Third, work requirements are just a stalking horse for imposing other obstacles in the way of Americans seeking Medicaid. We know this from the record of Kentucky, where Republican Gov. Matt Bevin started with a work requirement, and moved on in his proposal for a waiver of Medicaid rules into a fully punitive plan that imposes premiums on the poorest residents of his state and threatens to throw enrollees off their coverage for as long as six months for missing a payment.
Bevin announced that Kentucky Helping to Engage and Achieve Long Term Health, or the Kentucky HEALTH program (the name of which sounds like it was crafted by the Dept. of Redundancy Dept.) would launch in July. He said that 95,000 out of the more than 440,000 Medicaid expansion recipients could lose their coverage as a result of the new requirements, speaking as if this were a good thing.
"It will be transformational,” he said at a news conference. "Something we have not seen in America in a quarter century." Yes, that’s true.
No one who understands that Medicaid’s purpose is to provide people with healthcare would even think of proposing a system like that. The proposal is still before HHS, but it’s expected to be approved.
The most important points about a work requirement for Medicaid are that it isn’t necessary and it doesn’t work. According to a Kaiser Family Foundation analysis of census data, nearly 80% of adults on Medicaid already live in working families, and about 60% work themselves —without having been subject to a work requirement.
Of those who don’t work, almost all have a good reason. More than a third are ill or disabled, 9% are retired, 30% are taking care of their home or family members, 15% are going to school, and 6% haven’t been able to find work.
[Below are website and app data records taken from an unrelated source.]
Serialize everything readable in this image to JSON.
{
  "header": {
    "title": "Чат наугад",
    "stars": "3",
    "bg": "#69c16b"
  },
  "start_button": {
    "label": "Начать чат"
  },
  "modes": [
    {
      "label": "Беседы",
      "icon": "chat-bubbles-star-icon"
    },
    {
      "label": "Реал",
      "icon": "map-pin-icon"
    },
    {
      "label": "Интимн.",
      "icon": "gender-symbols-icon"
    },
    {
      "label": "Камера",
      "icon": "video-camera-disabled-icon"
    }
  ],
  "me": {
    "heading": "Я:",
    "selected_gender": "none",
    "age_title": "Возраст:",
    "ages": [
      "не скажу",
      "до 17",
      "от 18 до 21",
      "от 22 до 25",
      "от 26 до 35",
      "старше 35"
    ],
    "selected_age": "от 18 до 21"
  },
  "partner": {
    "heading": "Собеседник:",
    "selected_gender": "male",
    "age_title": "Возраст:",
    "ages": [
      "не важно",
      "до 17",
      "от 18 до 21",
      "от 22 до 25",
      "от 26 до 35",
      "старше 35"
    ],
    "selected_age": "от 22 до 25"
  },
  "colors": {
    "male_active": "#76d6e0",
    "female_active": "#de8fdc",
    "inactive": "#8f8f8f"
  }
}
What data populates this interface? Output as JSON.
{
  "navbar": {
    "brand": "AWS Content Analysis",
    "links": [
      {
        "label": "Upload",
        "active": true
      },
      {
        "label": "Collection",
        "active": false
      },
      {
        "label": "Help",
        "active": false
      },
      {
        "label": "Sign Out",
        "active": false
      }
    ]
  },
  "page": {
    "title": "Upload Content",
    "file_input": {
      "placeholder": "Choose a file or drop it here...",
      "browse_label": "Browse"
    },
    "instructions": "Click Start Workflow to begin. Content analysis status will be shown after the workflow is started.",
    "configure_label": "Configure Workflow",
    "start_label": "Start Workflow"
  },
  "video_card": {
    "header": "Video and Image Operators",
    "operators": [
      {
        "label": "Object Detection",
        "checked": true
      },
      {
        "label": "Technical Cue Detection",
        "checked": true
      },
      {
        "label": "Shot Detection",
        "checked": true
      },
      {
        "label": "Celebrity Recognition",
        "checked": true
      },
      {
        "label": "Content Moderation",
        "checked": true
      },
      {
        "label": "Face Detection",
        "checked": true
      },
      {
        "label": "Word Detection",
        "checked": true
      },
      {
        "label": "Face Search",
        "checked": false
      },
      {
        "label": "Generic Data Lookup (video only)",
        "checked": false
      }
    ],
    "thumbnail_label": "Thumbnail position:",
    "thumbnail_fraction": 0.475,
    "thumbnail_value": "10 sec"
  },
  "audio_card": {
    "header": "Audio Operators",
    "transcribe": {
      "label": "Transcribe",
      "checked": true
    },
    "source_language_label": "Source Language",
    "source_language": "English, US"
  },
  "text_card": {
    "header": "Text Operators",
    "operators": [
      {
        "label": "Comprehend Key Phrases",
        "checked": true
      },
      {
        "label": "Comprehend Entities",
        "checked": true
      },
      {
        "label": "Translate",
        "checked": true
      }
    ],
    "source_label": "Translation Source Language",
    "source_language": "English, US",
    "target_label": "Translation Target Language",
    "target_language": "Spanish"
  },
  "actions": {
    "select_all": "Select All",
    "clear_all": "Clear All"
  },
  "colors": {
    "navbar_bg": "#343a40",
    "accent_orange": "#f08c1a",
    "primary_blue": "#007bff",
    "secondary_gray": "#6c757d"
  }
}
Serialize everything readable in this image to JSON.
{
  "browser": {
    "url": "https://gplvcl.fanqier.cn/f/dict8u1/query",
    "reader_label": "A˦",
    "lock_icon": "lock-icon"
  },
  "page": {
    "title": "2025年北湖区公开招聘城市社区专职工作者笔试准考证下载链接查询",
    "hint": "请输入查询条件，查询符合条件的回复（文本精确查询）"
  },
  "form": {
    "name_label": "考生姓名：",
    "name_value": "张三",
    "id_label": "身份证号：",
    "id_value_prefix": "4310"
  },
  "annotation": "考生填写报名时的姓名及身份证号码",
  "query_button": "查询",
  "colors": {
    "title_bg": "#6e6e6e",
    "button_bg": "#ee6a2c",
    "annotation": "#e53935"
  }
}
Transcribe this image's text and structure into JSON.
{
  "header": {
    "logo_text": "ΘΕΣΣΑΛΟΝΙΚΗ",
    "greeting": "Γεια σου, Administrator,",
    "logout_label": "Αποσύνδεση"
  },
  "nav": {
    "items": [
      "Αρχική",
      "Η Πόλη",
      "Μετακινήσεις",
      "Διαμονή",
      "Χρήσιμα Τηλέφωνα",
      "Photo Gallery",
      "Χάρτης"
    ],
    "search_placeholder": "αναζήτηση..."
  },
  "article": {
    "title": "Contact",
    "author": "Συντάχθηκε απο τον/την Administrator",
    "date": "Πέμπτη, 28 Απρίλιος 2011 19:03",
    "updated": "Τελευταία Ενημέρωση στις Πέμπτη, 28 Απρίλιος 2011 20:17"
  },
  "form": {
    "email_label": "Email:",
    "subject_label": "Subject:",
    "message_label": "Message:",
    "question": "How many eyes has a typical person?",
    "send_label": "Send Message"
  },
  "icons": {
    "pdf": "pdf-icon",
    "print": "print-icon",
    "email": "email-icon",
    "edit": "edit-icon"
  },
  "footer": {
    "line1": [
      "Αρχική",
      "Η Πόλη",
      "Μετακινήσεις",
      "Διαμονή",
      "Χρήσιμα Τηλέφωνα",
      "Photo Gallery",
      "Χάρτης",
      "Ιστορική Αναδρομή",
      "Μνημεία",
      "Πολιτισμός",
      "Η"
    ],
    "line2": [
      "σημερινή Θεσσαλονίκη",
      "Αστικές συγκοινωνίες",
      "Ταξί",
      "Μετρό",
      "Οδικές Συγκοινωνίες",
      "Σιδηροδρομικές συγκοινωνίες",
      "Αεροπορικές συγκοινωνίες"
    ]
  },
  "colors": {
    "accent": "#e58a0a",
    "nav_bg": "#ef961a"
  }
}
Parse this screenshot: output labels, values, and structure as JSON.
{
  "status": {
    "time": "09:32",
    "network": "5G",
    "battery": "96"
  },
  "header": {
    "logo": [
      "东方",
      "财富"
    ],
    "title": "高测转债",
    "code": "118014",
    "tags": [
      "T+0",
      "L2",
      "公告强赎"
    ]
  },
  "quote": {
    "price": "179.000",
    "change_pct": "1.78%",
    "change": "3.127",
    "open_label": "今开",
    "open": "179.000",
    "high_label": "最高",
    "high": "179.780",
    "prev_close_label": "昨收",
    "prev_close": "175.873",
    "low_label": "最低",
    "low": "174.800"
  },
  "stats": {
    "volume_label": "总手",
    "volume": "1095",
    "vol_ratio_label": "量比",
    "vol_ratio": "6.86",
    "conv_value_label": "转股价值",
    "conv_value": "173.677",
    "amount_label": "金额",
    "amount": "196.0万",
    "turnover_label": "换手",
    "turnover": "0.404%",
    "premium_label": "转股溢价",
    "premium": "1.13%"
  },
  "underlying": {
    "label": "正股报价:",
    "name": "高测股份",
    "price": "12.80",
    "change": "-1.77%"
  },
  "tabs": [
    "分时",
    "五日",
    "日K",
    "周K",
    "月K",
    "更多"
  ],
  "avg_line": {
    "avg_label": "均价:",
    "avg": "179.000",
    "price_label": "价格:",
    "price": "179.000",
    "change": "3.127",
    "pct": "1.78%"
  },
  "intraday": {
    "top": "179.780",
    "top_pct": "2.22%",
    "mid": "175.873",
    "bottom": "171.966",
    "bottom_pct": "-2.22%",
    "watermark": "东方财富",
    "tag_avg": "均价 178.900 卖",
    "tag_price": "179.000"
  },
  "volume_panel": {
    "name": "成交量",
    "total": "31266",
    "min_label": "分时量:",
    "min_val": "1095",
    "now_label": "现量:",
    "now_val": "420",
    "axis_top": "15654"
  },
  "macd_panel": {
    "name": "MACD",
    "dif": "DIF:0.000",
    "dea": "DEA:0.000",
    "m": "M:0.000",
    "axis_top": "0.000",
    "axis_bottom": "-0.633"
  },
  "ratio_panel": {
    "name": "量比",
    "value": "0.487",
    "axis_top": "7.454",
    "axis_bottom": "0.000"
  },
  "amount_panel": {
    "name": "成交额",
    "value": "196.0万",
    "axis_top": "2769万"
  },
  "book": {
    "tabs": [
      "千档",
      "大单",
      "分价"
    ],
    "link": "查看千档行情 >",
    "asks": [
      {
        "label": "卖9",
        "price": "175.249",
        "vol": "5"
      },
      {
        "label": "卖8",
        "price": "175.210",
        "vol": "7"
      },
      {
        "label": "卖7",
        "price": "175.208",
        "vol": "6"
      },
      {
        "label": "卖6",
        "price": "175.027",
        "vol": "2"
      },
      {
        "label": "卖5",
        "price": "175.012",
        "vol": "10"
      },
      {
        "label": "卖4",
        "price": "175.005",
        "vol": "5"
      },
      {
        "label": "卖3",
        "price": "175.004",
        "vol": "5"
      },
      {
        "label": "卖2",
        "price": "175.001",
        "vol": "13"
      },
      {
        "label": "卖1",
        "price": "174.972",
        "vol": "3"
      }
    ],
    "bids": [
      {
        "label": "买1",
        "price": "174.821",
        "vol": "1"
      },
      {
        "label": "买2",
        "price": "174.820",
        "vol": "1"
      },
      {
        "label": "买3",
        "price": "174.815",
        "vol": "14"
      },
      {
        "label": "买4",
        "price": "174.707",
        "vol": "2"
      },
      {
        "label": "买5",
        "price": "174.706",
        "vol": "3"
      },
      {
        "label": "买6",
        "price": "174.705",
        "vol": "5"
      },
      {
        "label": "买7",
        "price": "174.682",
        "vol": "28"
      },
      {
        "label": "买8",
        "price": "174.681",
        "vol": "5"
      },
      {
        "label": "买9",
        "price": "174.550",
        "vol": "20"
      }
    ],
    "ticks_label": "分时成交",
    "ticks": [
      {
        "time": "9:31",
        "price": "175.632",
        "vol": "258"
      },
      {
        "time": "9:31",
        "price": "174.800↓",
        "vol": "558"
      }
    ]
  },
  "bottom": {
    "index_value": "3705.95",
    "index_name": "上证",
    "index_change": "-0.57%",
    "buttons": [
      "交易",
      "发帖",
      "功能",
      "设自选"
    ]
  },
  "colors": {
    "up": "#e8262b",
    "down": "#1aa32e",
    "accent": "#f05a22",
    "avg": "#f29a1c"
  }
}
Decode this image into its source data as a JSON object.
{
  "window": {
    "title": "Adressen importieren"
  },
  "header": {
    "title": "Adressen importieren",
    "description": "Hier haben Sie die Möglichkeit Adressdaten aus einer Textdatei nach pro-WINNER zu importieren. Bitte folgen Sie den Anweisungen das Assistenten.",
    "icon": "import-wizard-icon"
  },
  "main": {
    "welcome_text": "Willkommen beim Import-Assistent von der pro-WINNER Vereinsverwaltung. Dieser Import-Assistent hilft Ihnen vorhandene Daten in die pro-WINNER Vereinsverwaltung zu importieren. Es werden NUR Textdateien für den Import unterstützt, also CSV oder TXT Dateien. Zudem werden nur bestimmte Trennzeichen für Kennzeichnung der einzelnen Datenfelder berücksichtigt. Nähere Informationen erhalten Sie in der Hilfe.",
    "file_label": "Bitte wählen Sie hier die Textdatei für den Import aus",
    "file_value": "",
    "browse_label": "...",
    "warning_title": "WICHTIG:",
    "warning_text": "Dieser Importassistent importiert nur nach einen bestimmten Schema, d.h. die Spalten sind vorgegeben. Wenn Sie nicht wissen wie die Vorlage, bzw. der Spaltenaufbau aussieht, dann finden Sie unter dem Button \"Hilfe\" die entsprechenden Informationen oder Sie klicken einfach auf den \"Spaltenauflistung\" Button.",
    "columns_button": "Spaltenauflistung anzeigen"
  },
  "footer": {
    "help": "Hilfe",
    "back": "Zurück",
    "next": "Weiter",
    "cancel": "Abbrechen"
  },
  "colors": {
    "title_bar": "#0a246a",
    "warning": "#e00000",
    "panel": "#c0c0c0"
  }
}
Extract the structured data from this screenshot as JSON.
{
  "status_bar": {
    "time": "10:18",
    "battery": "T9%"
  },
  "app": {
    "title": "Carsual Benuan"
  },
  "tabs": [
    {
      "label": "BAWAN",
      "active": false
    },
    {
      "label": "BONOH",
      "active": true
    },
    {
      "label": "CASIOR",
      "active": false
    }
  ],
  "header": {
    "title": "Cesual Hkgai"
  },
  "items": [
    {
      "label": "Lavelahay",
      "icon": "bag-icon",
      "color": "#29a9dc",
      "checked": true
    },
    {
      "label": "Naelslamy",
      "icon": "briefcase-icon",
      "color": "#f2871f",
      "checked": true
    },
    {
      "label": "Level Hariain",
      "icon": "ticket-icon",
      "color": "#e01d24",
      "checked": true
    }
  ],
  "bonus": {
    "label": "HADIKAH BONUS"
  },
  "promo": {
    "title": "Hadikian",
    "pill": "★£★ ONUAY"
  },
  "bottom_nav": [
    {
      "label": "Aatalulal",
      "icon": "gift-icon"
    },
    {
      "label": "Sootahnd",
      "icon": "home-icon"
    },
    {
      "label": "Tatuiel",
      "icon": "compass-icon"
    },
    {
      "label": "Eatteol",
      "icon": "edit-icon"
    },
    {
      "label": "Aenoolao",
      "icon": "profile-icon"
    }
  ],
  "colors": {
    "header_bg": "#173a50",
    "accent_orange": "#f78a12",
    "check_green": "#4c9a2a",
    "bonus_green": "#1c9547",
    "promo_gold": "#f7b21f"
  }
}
Conservatives like to assert that Medicaid somehow suppresses the desire to work, but that appears to be a fantasy. Studies have found no evidence for it. For example, a study published in the journal Health Affairs in 2016 found that “Medicaid expansion did not result in significant changes in employment, job switching, or full- versus part-time status.”
What the evidence does show, however, is that work requirements attached to social programs are ineffective. The best research involves TANF, or Temporary Assistance for Needy Families program, which replaced traditional welfare and added a work mandate. Several studies have shown that TANF recipients who are able to work do so whether or not they’re subject to the requirement, which suggests that it’s not necessary. Those who find employment end up in low-wage jobs, typically earning about as much as the TANF and food stamp benefits their earnings replaced.
“Work had not lifted them out of poverty or increased their income relative to what they had received from TANF and food stamps,” one study found, contrary to Verma’s aspirational language. The work requirements failed to reflect that many of the program enrollees faced social, educational or physical barriers to employment, conditions that are likely to be replicated among unemployed Medicaid recipients.
Moreover, the work requirements added bureaucratic burdens that affected program administrators as well as enrollees, sometimes severe enough to discourage enrollment. Maybe that’s the point.
Of course, nothing’s wrong with state agencies encouraging needy people to seek out employment, job training, even volunteer work. But they don’t need Medicaid as a goad to set up such programs. More to the point, the Medicaid work requirement fails to recognize that good health is often a prerequisite to employment; turning that relationship upside-down or inside-out, so that people can’t get healthcare unless they’re working or seeking work won’t bring people either health or employment.
It should be obvious by now that all this talk about raising people out of poverty by jeopardizing their healthcare is cynical persiflage. What’s really going on is an attempt to turn Medicaid into a “welfare” program, which will make it easier to chop. The first step in that process is the depiction of its beneficiaries as the “undeserving poor,” a depiction with a history that goes back a hundred years, at least.